Billy Graham once said, “A coach will impact more young people in a year than the average person does in a lifetime.”
Like most older brothers, I was a bit of a bully to my little brother. I remember once in 7th grade my coach pulled me aside before practice to speak life into me that had nothing to do with sport, and yet I remember it still to this day. “You know,” he said, “Your brother looks up to you. Maybe you could find a way to be a little nicer to him.”
I had heard that before from my mom and my dad, multiple times, even to the point where I would get grounded or lose privileges. But coming from my coach, it had a different influence over me. I’m not saying what my parents said was not important, or that when they talked I did not listen, but coming from my coach it hit me harder than when I heard it come from my parents. I wanted to impress my coach, as most young athletes do. He used his influence to speak to me, not down to me. It was a suggestion, taken by me to be a way that I could make this man proud of me.

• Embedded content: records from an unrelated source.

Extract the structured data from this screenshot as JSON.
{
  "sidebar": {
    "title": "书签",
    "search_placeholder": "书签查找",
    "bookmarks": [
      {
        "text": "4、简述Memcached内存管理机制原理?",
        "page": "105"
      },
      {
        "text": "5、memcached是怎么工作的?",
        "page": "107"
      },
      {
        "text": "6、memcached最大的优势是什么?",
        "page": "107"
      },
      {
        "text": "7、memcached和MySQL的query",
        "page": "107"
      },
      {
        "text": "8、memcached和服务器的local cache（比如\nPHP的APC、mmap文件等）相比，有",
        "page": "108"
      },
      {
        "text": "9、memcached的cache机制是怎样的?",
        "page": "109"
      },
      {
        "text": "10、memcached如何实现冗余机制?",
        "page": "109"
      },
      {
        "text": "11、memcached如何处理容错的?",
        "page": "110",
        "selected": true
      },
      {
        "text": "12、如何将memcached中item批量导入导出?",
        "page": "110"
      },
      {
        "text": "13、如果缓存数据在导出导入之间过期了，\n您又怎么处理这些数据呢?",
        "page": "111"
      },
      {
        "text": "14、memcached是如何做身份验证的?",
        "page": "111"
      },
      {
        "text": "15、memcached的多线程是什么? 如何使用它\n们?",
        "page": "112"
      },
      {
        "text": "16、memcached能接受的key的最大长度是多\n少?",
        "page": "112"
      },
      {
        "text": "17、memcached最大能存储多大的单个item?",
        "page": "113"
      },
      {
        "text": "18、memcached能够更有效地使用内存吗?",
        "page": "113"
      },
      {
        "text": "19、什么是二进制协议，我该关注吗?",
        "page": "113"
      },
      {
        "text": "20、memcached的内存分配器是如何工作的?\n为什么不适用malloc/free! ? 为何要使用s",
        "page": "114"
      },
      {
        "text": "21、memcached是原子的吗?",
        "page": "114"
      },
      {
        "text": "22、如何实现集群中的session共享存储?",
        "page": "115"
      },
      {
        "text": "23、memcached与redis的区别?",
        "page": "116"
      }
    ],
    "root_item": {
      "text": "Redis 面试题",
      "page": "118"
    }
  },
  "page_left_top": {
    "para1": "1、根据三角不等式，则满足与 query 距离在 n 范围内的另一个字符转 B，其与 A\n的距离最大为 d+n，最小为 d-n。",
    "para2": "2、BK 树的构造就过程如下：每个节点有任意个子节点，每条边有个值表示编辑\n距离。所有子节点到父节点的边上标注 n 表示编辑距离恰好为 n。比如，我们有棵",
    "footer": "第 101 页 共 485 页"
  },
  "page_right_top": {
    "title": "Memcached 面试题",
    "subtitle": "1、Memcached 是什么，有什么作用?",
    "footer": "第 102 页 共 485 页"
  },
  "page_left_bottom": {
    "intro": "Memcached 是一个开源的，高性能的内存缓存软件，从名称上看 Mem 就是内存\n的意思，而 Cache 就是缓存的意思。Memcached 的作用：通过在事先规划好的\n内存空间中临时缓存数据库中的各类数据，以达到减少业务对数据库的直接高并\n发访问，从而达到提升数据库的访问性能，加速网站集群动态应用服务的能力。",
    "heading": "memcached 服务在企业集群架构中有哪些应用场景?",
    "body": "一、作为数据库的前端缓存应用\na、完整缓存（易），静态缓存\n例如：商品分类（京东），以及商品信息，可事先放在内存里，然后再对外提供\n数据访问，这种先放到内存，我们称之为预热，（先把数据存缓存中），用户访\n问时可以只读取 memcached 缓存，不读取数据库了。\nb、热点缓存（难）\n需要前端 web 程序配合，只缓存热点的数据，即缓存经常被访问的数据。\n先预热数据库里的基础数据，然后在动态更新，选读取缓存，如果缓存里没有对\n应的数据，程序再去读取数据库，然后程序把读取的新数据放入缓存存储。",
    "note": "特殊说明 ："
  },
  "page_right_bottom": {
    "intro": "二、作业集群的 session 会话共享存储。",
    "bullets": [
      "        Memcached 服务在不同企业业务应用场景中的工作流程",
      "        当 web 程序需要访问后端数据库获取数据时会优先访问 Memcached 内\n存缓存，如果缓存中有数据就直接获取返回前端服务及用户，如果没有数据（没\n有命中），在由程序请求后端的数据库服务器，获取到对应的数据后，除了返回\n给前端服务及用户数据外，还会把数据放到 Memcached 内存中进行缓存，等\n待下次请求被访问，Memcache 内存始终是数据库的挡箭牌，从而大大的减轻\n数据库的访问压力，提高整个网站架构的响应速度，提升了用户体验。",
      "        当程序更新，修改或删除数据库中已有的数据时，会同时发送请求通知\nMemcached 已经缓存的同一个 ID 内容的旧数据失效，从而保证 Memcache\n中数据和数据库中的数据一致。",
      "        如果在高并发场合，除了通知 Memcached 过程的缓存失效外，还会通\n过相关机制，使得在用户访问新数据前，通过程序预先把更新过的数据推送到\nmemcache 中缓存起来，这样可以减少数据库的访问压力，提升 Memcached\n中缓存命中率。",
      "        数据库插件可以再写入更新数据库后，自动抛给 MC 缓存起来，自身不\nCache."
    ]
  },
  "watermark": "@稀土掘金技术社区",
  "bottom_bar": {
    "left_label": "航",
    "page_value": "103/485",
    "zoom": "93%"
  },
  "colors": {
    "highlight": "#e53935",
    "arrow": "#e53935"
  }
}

Consider asking the parents of your students about what message you as a coach could help reinforce. Raising great kids is a team effort, and beautiful things can happen when coaches, teachers, and parents work together to help a child grow up.
As parents and coaches, we are in the business of creating adults, so the more we can work together, the better off our future adults will be.